The Bachmann chassis does feel like the natural choice at the minute, given the ease of the conversion compared to the Hornby chassis.

Until next time.

Friday, 11 April 2014

"No.17…"


More tinkering with the GBL Gresley A4 body shells. This one, on a Bachmann chassis, has finally entered the painting and finishing stage.


The tender really does scrub up well though I will need to find a replacement spectacle glass for the tender, as it don't come with one fitted.


A bit of filling and filing was needed at the front end prior to painting blue...


…so I started on the tender instead. Note the extra access hatch added and the valances filled in and smoothed over in the corner behind the cylinders.

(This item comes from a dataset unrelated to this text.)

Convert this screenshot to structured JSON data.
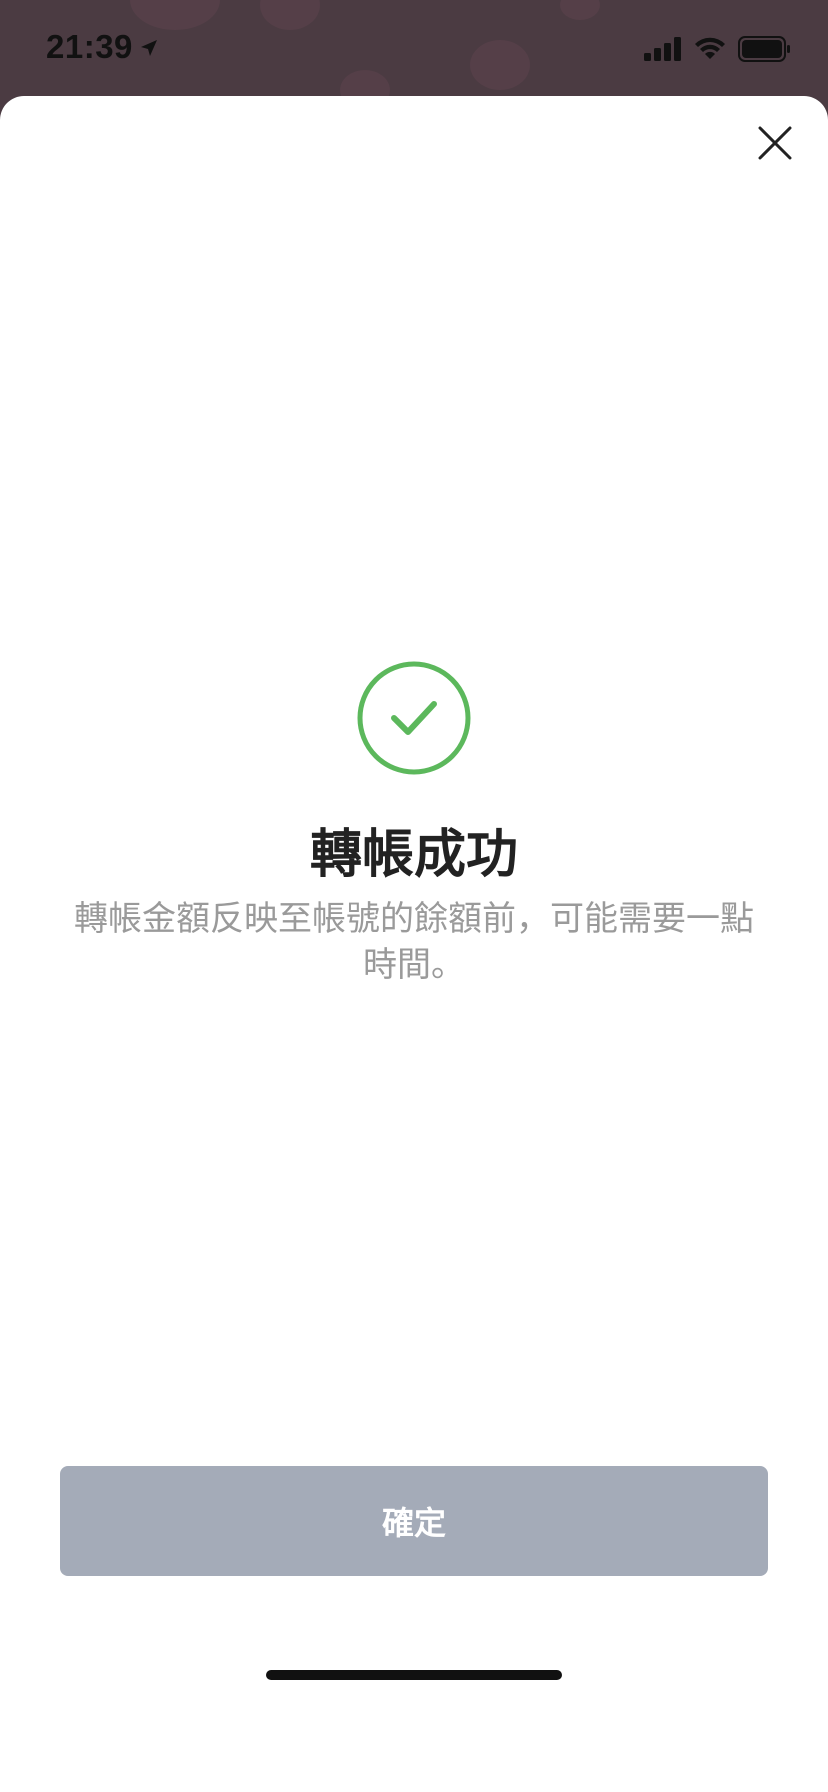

The next stage was a few coats of my own brand garter blue...


…painting the cab roof...


…and fitting the excellent Maygib sprung buffers.


Here's a few photographs taken outside in the sunshine.


The blue looks VERY light here but I think it will look very different when the black smokebox and the parabolic curves are added.


One thing i am very pleased with is the choice of Humbrol paint for the wheels, they look spot on. The body shell looks a very odd (if pleasing) shade of blue at the moment but I remain convinced that when the whole model is finished - weathered and all - it'll be a different story.


One random closeup of the wheels, a bit arty shall we say!

Until next time, when hopefully LNER no.17 will be revealed in all her glory. TTFN.

Monday, 7 April 2014

"A4 Conversions…again!"


It is almost an obsession. I seem to only be doing modelling updates of A4 Pacifics at the minute!


Here is prototype 1, a Great British Locomotives (GBL) body shell on the latest Bachmann A4 chassis, with a GBL 4472 corridor tender on a set of Hornby frames.


The model has had handrails, single chimney, access hatches added and the valances removed.


The primer has been applied, highlighting a number of areas to improve on before painting the locomotive blue.


I'm now feeling much happier about my project. Lots still to do (look at the buffer holes above, for instance, where I need to do more filling and sanding to get the shape I want) but it's starting to come together nicely.

Until next time.